▶ [Task details]: Your answer should consist of each line below that contains the string "common".

Website and app data records:
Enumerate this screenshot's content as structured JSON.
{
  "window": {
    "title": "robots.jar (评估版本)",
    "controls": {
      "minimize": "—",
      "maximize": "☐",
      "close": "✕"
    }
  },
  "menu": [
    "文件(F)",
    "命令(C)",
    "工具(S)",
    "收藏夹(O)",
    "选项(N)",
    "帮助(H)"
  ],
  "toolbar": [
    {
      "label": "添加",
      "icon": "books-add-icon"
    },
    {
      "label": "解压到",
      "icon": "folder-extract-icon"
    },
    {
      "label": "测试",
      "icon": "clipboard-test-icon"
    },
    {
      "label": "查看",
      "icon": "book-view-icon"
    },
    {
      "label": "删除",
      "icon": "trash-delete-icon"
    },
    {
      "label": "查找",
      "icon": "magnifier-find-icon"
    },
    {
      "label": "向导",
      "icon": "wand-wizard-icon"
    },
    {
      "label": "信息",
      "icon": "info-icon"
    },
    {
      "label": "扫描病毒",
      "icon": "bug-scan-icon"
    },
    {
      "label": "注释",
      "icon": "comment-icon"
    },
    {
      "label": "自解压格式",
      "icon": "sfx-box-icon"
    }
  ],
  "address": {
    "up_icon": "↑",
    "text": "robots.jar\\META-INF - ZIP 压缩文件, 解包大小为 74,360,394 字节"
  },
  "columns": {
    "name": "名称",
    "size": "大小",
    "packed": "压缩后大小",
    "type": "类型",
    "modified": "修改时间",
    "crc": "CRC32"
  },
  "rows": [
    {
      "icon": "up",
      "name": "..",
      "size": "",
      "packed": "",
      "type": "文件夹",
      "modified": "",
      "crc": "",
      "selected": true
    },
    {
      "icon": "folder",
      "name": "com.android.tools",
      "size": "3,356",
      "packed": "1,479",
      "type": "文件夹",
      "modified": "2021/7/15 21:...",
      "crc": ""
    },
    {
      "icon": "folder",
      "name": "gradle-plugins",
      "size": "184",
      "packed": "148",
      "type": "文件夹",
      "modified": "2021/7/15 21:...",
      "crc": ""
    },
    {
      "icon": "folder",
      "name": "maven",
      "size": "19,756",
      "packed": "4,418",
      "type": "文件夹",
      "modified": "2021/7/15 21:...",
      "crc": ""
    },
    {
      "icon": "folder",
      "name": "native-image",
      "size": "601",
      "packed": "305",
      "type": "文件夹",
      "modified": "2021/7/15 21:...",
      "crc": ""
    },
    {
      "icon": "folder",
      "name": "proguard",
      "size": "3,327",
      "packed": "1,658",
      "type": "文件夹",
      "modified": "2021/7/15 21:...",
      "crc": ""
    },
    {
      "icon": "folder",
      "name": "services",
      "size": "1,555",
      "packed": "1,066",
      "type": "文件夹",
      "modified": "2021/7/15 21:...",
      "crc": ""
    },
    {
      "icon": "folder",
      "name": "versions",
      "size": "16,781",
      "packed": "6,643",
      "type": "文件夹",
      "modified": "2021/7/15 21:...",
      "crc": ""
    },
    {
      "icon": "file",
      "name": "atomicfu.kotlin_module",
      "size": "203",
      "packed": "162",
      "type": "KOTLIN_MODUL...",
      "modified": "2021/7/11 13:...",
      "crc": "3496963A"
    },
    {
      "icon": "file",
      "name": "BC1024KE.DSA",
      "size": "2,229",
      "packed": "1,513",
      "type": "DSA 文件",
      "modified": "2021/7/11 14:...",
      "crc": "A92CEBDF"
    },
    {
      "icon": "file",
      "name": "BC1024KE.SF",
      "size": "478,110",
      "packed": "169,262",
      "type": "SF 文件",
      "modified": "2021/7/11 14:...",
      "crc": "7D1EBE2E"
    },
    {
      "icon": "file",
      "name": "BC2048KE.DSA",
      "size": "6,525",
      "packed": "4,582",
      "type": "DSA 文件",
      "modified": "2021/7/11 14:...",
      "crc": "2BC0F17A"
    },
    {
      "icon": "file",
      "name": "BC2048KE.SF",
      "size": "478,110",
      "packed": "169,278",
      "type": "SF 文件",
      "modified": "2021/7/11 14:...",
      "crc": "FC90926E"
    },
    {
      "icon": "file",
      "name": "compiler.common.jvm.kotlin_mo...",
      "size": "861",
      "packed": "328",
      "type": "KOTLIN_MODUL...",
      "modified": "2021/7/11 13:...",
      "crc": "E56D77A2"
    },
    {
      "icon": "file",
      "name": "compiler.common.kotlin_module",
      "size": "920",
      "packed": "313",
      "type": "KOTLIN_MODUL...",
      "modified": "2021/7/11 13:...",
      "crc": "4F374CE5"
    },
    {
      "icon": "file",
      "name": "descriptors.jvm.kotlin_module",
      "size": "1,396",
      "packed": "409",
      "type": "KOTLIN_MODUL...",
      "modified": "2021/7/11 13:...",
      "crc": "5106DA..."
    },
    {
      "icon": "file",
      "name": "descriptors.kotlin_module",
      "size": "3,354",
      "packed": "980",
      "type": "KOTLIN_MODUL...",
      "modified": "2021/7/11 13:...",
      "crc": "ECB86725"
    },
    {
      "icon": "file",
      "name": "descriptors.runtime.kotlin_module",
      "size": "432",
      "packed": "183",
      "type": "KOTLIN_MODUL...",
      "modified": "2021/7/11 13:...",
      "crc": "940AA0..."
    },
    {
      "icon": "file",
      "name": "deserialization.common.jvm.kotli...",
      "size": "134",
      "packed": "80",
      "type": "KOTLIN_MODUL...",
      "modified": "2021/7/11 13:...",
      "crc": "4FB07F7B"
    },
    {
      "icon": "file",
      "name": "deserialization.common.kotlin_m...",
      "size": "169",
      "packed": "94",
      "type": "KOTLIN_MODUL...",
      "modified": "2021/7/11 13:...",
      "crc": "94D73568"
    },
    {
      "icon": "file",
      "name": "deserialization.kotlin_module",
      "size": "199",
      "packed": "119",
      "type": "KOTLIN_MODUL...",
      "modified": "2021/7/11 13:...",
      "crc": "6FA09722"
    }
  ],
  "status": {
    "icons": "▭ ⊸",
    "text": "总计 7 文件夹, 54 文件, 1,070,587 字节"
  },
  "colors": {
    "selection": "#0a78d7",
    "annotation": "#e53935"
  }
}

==

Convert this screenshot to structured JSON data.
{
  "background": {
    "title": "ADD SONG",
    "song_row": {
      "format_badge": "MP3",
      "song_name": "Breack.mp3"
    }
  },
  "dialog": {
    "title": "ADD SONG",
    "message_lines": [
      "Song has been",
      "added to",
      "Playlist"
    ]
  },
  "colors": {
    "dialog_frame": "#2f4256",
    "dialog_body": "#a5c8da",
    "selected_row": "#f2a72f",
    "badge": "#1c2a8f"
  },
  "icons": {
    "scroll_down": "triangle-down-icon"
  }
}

▶ [Expected answer]:
      "name": "compiler.common.jvm.kotlin_mo...",
      "name": "compiler.common.kotlin_module",
      "name": "deserialization.common.jvm.kotli...",
      "name": "deserialization.common.kotlin_m...",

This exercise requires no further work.